“When I tell colleagues about that, they always get a kick out of it,” says Pietrycha, who in October 2011 became senior vice president and chief financial officer for NBC News. “You can’t imagine a role that’s further below the radar of a television network.”
Another plot twist: Working for a media organization was not initially on Pietrycha’s own radar.
“My wife and I had always wanted to live in New York City,” explains the New England native, who pulled up stakes soon after earning his MBA at Bentley in 2005. “But I had no idea what industry I wanted to work in.”
From the NBC retail store post, Pietrycha moved to the network’s Stations division. His job in the Financial Planning and Analysis group involved accounting, budgeting and other highly detailed tasks.
“It’s important to do roles like that,” he says. “You’ve got to know what goes on in a quarter close before you can oversee a team that does it.”
A handful of promotions followed, with Pietrycha taking the reigns as chief financial officer at MSNBC in 2010.
In his current role, Pietrycha continues to oversee finance-related matters at MSNBC, but now the rest of NBC’s news programming and businesses — including Today and Dateline — are under his watch, too. Day to day, he deals with everything from budgeting to controllership.
“News is a very dynamic business,” says Pietrycha, who clearly thrives on the unpredictability. “You can’t know what the news cycle is going to be, which means you don’t know how much money you’ll have to spend covering it.
“At the same time, there are budget commitments that we need to hit. So every day brings a different challenge.”
The first quarter of 2011 was especially rife with financial quandaries. Several major world events — from the shooting of U.S. Rep. Gabrielle Giffords to an earthquake and tsunami in Japan — broke in quick succession, and NBC News pulled out all the stops to report on each story.
Pietrycha’s role in these situations is to work with the News division president and others to determine the financial tipping point of decisions such as sending Ann Curry, Brian Williams and other top-line talent to cover stories on location.
“We look very closely at when it makes the most sense for talent to come out, from a cost and a ratings standpoint,” he explains. “There’s a competitive factor as well.
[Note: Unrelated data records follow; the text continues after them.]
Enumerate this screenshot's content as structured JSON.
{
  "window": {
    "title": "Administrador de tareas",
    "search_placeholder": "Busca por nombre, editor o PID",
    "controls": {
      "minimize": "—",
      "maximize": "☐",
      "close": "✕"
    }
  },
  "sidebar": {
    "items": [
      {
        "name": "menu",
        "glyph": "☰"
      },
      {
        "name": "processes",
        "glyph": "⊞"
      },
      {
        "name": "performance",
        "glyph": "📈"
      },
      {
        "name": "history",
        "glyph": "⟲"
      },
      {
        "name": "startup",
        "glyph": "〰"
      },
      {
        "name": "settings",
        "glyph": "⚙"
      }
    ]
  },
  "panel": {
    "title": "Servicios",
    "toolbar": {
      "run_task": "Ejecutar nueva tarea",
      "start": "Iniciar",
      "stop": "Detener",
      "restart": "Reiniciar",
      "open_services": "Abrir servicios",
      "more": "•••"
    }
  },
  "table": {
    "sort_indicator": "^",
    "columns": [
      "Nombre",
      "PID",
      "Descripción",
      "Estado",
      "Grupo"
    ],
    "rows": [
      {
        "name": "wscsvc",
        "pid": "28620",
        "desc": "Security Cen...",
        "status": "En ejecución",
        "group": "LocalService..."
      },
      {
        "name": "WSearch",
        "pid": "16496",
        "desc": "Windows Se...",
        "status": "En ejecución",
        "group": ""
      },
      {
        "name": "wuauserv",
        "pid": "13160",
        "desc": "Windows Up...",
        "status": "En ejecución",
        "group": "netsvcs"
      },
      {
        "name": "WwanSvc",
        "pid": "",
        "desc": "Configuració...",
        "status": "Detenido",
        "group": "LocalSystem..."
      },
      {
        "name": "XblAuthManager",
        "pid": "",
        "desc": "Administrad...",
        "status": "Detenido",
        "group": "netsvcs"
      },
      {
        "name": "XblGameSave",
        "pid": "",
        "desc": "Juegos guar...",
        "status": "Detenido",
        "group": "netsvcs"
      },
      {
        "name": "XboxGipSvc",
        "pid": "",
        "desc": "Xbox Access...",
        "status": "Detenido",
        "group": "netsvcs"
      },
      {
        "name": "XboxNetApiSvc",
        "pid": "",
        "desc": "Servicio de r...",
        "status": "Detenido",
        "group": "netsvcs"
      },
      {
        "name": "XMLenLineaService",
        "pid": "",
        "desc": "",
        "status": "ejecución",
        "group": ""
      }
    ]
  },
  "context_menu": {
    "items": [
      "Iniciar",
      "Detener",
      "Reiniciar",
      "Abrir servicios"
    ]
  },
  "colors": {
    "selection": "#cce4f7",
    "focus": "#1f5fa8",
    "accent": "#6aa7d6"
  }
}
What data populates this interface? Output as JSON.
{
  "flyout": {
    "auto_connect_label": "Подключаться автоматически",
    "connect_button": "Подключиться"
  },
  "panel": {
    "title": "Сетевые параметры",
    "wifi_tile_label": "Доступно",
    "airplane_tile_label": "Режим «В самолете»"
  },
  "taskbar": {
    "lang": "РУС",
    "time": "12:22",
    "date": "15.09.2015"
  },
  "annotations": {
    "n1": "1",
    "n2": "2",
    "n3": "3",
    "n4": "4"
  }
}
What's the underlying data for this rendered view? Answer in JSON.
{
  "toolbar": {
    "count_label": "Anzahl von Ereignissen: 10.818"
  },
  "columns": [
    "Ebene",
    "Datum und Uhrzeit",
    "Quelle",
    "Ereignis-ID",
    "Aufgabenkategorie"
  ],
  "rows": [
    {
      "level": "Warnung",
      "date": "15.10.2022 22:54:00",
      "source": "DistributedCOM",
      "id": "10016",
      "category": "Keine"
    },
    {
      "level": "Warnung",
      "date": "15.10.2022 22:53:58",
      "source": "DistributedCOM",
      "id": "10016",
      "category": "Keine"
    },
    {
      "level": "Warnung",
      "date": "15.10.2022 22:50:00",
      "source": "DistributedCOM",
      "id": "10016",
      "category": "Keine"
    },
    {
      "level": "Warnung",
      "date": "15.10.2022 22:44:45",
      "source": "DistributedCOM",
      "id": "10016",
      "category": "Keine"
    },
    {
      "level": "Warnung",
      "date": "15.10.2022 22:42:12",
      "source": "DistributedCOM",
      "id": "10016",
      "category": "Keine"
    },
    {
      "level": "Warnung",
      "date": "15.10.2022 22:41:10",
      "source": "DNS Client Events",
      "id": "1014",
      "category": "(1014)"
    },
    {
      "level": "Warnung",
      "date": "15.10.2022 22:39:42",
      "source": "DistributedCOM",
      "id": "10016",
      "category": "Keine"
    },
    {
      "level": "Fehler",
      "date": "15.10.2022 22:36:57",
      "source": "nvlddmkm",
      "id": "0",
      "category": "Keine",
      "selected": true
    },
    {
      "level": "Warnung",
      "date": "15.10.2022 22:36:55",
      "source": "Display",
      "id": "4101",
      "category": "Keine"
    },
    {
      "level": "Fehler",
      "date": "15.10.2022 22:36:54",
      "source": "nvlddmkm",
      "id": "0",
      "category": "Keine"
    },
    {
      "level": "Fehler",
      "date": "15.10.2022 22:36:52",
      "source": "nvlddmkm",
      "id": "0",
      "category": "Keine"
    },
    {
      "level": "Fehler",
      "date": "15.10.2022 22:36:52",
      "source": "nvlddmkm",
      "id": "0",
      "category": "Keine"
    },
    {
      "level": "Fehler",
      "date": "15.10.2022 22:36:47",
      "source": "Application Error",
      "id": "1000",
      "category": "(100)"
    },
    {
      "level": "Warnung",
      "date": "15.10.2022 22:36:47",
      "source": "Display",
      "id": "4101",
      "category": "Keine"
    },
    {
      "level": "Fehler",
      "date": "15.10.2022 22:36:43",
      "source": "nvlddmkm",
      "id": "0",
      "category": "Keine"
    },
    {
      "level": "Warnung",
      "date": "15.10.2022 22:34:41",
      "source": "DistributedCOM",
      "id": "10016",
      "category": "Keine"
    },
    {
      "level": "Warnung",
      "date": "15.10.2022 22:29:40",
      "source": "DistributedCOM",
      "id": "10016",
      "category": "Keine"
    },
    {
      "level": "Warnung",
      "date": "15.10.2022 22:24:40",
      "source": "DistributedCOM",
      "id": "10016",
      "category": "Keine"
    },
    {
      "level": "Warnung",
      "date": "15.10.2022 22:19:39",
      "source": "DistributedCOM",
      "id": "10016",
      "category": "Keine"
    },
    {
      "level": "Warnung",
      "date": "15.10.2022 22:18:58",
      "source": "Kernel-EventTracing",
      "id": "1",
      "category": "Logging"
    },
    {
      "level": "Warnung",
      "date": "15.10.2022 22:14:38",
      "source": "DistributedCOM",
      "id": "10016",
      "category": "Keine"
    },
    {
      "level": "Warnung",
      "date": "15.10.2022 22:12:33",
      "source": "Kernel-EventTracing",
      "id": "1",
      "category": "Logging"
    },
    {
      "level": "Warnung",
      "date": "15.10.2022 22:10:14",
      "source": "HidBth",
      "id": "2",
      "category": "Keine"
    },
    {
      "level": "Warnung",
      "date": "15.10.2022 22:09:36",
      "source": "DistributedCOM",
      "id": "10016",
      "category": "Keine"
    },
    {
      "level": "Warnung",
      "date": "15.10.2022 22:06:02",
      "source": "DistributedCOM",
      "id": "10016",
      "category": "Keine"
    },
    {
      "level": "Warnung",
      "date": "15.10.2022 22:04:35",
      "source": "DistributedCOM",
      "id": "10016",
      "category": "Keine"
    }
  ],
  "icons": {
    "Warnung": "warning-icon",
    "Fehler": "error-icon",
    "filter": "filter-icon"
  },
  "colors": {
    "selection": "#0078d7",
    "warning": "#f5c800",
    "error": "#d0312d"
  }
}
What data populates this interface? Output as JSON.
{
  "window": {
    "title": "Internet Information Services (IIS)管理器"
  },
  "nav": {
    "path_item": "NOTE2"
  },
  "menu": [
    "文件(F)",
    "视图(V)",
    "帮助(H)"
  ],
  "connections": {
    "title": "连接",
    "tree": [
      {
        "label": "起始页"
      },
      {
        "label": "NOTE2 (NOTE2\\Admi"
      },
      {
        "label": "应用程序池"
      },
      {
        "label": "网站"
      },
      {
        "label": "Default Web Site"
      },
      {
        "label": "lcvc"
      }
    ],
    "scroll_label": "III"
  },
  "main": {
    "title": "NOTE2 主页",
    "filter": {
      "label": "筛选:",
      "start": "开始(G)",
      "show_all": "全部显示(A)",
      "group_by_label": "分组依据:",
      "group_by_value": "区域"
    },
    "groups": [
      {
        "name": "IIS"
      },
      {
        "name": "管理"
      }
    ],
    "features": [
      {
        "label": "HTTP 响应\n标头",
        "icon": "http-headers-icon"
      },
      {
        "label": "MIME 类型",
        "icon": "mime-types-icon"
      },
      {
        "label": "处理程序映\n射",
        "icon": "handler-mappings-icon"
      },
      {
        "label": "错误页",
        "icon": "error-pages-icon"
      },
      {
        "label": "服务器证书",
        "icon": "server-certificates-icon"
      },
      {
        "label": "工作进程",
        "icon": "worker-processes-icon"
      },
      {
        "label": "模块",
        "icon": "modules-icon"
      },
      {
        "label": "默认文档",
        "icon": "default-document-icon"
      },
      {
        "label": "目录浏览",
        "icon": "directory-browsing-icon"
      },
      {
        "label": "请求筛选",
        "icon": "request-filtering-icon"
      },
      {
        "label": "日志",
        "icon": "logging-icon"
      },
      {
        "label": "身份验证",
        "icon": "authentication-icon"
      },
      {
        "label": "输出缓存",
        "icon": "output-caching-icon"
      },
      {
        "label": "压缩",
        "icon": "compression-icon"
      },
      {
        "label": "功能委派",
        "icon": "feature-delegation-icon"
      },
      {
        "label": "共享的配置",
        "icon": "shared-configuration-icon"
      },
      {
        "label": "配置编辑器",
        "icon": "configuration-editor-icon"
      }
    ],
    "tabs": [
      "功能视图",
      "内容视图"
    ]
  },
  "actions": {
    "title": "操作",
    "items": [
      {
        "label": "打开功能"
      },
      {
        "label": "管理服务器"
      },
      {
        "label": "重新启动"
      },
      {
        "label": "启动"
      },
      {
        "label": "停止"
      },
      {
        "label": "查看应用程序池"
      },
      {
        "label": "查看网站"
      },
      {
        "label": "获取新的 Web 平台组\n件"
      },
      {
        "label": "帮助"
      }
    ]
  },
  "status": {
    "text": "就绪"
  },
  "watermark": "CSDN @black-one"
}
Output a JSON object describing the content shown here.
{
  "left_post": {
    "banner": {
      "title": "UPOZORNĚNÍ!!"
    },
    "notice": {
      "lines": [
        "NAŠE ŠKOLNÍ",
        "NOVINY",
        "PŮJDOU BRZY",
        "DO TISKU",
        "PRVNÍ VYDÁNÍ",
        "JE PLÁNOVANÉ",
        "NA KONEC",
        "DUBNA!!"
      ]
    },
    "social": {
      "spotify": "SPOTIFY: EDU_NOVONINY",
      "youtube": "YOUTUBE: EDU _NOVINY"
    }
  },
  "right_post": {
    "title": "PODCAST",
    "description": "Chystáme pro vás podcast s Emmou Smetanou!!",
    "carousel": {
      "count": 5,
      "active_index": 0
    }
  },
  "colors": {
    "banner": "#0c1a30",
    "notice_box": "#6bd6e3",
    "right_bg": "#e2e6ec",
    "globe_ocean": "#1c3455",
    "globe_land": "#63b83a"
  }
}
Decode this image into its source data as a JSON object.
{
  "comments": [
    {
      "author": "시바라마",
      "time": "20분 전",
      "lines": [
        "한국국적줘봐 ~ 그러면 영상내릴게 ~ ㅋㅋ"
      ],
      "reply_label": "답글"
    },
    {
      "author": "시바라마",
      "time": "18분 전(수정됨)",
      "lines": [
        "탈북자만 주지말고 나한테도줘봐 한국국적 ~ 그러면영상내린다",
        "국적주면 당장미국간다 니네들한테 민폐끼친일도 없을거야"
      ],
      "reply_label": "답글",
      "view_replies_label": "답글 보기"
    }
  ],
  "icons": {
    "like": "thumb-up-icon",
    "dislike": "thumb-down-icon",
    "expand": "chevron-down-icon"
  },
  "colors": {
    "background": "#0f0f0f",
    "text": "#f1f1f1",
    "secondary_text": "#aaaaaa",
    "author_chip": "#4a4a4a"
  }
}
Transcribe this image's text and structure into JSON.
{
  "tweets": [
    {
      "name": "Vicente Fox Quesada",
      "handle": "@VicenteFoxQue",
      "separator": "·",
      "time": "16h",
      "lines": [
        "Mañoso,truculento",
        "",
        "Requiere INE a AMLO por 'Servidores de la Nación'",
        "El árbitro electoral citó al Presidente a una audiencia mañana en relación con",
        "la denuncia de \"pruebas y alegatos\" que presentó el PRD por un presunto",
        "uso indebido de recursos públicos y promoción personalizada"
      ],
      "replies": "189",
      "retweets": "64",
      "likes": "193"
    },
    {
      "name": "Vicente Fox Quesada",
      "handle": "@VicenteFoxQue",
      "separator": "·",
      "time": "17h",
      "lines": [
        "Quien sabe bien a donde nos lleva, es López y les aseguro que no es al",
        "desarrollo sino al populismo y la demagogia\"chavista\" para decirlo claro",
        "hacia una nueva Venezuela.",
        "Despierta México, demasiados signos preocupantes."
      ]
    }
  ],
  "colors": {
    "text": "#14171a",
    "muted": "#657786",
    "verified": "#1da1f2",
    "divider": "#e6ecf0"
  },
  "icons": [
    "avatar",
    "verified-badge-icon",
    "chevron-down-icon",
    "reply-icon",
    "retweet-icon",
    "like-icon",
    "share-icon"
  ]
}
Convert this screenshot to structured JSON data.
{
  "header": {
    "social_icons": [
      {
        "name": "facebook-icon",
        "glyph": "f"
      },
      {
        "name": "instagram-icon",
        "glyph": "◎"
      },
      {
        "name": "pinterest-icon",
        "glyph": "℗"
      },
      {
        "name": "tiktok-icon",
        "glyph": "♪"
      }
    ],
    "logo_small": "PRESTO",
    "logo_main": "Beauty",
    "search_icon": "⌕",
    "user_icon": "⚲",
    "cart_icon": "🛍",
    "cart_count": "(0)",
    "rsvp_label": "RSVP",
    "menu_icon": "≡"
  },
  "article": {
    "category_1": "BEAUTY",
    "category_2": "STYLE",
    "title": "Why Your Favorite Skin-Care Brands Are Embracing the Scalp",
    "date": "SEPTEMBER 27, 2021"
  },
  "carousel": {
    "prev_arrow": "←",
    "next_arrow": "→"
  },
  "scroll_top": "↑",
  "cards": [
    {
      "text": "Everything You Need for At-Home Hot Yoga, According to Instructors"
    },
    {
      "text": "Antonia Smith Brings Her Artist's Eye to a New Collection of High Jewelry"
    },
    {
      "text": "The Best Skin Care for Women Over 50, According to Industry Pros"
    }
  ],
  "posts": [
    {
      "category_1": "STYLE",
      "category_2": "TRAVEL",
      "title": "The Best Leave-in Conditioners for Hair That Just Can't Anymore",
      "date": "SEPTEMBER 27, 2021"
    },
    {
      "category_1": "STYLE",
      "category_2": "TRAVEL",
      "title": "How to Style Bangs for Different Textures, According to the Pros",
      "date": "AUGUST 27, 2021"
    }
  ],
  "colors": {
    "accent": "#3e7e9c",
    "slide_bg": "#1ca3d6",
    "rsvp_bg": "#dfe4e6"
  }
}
If ABC sends Diane Sawyer to cover these events and we pull Brian Williams out first, that’s an issue.”
Navigating the changing landscape of news reporting in the age of social networks, blogs, and the like is another aspect of Pietrycha’s work. There’s now more focus on prioritizing digital content. For example, NBC’s new primetime show Rock Center with Brian Williams offers certain segments online before the program airs.
“The challenge in dedicating funds is that some of these economic models aren’t really proven yet,” Pietrycha notes. “At the same time, I’m aware that to be relevant in the game, we have to allocate resources and play in this digital space. We just have to be careful about how heavily we jump in.”
Whatever the challenges, working at NBC has its perks. Over the years, Pietrycha has attended presidential debates, toured the White House with newsman Chuck Todd, and bumped into everyone from presidential hopeful Mitt Romney to celebrity guests of Late Night with Jimmy Fallon.
“Just walking around this building every day, you never know whom you’re going to run into,” he says. “It’s just amazing that way.”